> [WHAT YOU WILL DO]
Go through the listing below and return each line that includes "icon".

── PROVIDED DATA

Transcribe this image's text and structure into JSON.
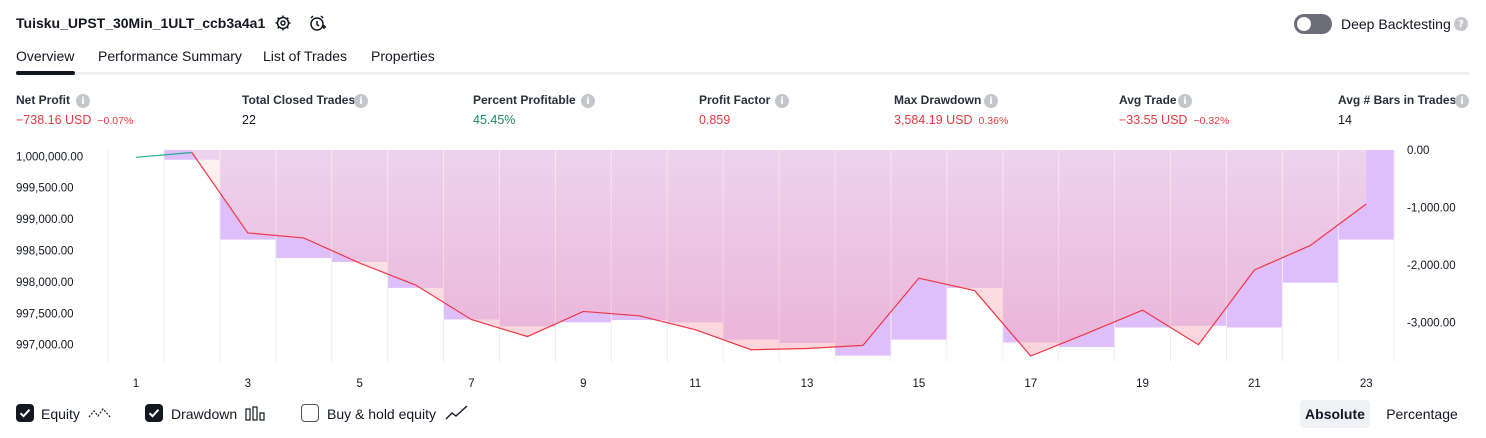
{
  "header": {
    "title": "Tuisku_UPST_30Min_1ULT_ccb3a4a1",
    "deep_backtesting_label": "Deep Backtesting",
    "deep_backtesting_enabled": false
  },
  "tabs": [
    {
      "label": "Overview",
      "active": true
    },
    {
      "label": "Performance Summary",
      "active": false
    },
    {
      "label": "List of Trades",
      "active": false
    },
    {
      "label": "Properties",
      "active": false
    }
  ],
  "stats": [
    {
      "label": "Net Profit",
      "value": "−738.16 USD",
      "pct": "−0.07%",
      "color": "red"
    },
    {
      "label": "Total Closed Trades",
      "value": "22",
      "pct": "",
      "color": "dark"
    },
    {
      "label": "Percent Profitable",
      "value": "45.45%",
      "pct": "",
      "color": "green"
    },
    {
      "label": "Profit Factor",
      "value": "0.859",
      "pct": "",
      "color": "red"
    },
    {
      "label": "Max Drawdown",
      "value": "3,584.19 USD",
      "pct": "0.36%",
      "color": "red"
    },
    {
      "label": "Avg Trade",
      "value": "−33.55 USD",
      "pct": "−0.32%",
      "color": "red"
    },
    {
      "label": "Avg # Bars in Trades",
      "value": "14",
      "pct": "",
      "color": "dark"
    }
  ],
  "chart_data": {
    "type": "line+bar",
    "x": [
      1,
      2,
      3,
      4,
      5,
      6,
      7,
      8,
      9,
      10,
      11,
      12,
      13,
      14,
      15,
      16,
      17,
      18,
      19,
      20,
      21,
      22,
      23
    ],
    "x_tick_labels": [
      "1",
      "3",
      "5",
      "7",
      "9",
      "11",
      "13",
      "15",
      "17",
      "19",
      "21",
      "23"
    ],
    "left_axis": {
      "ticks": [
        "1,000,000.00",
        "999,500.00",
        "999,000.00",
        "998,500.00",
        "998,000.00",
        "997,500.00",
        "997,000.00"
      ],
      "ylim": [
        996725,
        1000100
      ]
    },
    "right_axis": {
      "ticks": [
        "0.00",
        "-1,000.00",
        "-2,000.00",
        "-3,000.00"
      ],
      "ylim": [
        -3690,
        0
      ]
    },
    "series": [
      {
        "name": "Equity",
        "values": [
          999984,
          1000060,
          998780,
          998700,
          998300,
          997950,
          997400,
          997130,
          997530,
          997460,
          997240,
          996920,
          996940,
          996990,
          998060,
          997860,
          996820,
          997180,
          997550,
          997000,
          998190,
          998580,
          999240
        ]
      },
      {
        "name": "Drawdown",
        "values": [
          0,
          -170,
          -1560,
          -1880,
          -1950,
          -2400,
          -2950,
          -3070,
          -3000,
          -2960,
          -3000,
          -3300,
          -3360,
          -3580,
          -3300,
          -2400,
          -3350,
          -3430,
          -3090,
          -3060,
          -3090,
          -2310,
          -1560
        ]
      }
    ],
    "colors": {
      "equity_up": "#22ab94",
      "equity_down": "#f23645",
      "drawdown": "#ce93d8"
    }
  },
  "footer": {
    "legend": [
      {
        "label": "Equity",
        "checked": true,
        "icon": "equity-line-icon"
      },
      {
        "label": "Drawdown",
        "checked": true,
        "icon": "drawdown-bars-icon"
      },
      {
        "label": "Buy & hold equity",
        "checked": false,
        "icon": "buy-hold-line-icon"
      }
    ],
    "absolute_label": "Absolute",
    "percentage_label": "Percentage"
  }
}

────
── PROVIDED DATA

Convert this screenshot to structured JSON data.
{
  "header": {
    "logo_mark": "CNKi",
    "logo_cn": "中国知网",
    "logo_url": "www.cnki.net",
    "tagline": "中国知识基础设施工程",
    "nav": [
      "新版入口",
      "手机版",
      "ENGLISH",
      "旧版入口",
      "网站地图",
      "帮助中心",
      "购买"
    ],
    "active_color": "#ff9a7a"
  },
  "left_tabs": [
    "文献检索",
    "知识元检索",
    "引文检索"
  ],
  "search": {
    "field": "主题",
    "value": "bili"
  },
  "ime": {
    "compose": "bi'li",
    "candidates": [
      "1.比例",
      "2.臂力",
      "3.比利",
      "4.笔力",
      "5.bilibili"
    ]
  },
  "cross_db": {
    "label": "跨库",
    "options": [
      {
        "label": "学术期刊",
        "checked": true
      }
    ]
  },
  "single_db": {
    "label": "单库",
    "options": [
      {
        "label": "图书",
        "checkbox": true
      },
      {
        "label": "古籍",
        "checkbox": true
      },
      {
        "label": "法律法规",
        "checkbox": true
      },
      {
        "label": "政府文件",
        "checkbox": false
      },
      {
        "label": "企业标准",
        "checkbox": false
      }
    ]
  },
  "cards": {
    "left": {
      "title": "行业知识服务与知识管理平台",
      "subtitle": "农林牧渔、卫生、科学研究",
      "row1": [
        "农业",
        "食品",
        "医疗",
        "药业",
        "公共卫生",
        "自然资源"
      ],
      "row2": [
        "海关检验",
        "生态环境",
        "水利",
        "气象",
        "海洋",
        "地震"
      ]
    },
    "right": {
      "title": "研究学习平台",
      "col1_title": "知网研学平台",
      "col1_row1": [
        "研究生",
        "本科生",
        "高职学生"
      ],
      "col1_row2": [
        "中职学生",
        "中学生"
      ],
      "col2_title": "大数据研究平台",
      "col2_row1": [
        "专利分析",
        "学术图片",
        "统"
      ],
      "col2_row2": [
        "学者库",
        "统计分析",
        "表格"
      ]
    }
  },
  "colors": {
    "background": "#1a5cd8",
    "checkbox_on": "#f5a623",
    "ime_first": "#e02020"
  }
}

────
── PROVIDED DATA

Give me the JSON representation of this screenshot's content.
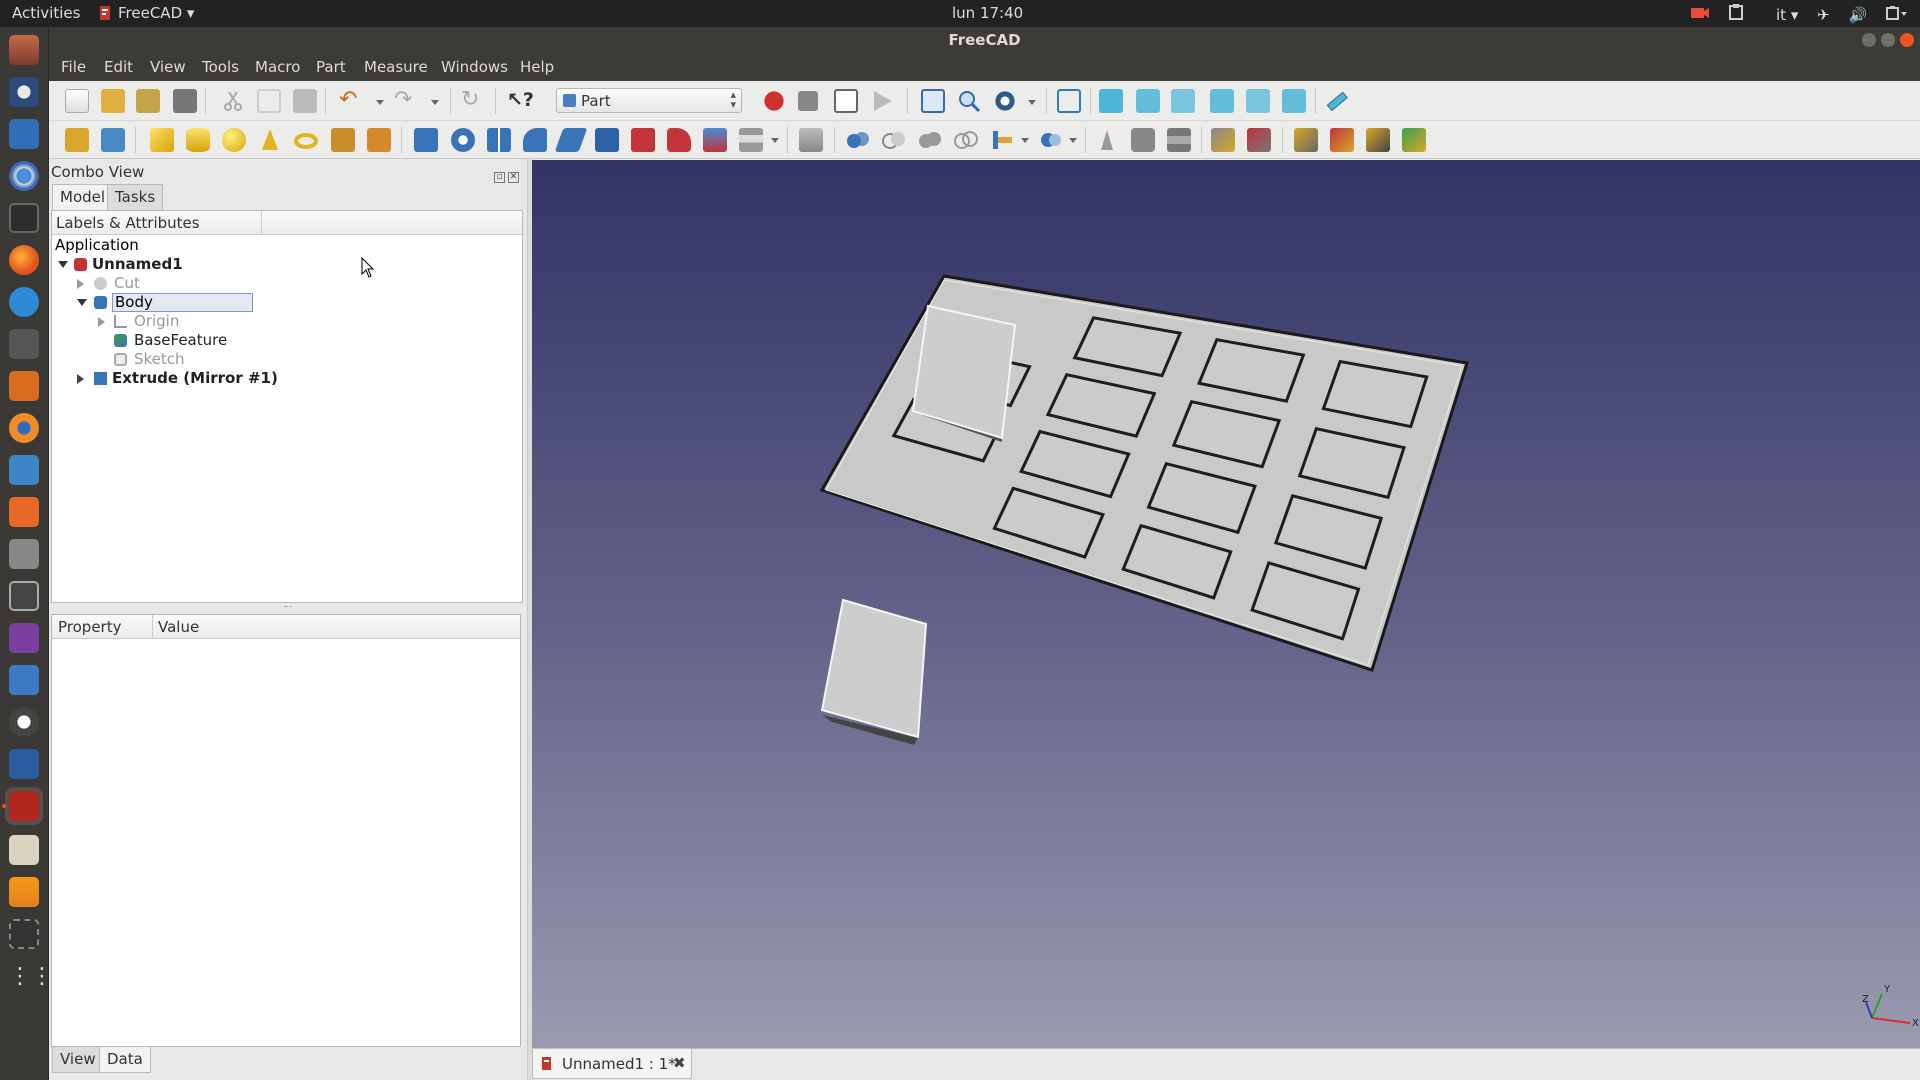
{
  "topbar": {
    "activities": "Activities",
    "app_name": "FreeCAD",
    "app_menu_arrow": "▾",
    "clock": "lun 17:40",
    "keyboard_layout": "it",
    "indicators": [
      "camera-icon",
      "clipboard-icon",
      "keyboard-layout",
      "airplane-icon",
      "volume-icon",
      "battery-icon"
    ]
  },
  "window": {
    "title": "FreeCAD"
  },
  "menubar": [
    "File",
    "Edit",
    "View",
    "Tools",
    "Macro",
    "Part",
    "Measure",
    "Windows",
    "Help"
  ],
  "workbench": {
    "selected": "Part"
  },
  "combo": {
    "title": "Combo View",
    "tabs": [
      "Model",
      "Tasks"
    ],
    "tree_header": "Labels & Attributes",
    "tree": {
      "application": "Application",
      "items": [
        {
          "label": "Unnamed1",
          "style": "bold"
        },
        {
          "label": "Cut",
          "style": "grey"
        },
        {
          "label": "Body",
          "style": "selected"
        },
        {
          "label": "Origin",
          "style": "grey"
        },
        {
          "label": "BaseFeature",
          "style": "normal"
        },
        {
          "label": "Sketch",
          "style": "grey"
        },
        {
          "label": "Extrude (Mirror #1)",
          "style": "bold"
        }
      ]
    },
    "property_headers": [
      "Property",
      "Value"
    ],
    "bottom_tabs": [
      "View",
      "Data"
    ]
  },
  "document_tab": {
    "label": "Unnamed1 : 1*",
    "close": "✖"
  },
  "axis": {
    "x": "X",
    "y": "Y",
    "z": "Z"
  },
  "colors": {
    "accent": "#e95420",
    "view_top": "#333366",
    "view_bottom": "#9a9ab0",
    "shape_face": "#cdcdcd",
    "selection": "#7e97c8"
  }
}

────

> [EXERCISE RESULT]
        "icon": "equity-line-icon"
        "icon": "drawdown-bars-icon"
        "icon": "buy-hold-line-icon"
      "camera-icon",
      "clipboard-icon",
      "airplane-icon",
      "volume-icon",
      "battery-icon"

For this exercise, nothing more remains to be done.